        On the other hand, names like Leslie and Sidney show a clear era of male dominance before they became more popular for girls (by the way if you haven’t done them those can be NOTD ideas), unlike the type in the last paragraph which rose and fell for both genders fairly concurrently. The difference I’m seeing with the newer unisex names is they’re less likely to fall a lot on the boy’s list during their peak popularity for girls (e.g. even with Riley’s rise for girls it’s remained at just below #100 for boys for the past several years).

        1. I think it is VERY true that names like Riley, Peyton, Jayden, etc. are holding steady for both genders – you’re right, there’s definitely a changed attitude about it in among the current generation of parents.

          Can’t wait to see all those wedding announcements for Jayden and Jaidyn in twenty some years …

    2. These are some really fascinating points. I hope to read your guest blog at Nameberry soon!

    3. Yet another correction” When I said that “I’ve” not responded yet, I meant to refer to “them” at Nameberry. Sorry!

    4. Fascinating! And I had a bit about girls called Ryan in an early draft, but cut it – the whole post was too, too long. I actually know a Girl Ryan – she is inevitably referred to as Girl Ryan, because really, in your mid-30s, it is almost impossible to be in a group of more than a dozen and NOT have there be a boy Ryan, or someone who has a son/brother/boyfriend called Ryan … she wears it well, but it is confusing.

  7. This was my husband’s choice for a middle name for our Samuel. I wasn’t thrilled by it. While I love the sound, an old friend had just had a baby named Ryan, and I grew up with no less than three Ryans. To me, it was more common than Sam, and to put two common names together just wasn’t the idea I had in mind. I do love the name, though in my eyes, it’s as predictible as James or Christopher. At least it’s not an eye-roller. 🙂

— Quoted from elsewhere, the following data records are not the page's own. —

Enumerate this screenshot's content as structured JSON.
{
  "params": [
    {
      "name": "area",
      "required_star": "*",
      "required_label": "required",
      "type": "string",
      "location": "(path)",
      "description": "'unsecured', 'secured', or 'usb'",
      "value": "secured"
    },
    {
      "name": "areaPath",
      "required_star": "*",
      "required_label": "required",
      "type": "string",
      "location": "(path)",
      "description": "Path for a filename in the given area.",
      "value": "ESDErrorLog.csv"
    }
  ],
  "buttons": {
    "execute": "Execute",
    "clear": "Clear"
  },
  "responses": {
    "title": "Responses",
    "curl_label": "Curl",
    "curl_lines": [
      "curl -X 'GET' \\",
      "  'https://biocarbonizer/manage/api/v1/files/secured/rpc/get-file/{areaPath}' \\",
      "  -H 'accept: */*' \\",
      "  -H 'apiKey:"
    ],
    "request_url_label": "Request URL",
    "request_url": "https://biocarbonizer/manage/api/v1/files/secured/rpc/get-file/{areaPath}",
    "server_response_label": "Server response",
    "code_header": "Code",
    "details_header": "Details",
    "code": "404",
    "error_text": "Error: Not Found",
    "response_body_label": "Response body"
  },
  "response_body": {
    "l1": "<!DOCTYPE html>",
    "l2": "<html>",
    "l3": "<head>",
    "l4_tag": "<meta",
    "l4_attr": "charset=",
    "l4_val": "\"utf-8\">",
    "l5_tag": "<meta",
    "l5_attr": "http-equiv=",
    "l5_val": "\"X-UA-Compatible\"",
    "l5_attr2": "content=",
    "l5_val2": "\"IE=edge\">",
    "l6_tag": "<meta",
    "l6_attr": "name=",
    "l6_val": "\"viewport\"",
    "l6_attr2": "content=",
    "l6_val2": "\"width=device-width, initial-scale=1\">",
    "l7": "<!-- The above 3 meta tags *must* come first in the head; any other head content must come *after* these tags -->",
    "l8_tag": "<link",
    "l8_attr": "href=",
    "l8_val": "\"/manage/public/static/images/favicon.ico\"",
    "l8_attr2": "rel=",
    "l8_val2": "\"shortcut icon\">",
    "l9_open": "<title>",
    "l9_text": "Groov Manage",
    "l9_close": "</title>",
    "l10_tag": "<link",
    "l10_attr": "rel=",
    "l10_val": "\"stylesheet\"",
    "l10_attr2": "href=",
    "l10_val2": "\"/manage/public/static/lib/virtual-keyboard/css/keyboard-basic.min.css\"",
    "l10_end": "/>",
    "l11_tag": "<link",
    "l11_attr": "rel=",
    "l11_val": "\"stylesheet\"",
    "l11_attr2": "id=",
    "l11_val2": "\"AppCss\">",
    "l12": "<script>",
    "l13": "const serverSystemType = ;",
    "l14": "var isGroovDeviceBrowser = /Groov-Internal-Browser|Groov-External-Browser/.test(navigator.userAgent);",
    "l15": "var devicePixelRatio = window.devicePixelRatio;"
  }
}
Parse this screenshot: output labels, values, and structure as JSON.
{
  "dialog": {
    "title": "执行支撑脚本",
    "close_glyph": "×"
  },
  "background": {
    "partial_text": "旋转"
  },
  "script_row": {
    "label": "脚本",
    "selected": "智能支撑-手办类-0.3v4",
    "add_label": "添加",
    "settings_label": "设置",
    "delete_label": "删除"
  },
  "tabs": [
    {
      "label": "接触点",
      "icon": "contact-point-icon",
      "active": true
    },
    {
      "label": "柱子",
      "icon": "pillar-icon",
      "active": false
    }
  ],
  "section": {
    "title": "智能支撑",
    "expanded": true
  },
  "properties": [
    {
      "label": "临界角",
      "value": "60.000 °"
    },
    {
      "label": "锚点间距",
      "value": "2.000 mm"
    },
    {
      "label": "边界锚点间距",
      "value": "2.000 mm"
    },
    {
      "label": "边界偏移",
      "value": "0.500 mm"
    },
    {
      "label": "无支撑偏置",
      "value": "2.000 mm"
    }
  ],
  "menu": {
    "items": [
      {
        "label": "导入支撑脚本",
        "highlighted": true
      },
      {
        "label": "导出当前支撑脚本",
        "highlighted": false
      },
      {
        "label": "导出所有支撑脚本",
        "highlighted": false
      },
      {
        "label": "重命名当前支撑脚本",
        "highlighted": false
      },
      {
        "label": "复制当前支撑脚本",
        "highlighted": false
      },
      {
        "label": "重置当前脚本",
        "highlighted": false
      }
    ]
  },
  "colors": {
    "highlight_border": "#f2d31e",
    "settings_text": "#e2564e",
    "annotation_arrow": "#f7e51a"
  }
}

  8. I actually love the sound of Ryan. But, I also love the -rye names. I also like the end sound, i.e. like Cian, Ciaran/Kieran/Keegan/Rowan/Ronan etc. I like it a lot on a boy, but I’m not really a huge fan of it on a girl. The name is easy to say , spell and it will age well.
    The negative with Ryan is that it is a very popular name ;which is why I tend to lean more towards some -ry variations i.e. Ryder,Rylan, Ryker , Reilly etc I still get that sound that I love, but without the huge popularity (where I live)
    I’ve also come across more Ryan(s) first name than surname.Most Ryan(s) that I’ve known or known are in their 20s. So, while I like him a lot, he has been tainted for me by popularity. If I went for a name of this style/sound, I’d probably use Kieran/Kian or Brandon, as even though they are very popular in other countries, they aren’t in SA. There is something just warm and comforting about Ryan; probably because of his familiarity. However, Ryan isn’t for everyone and I do get that.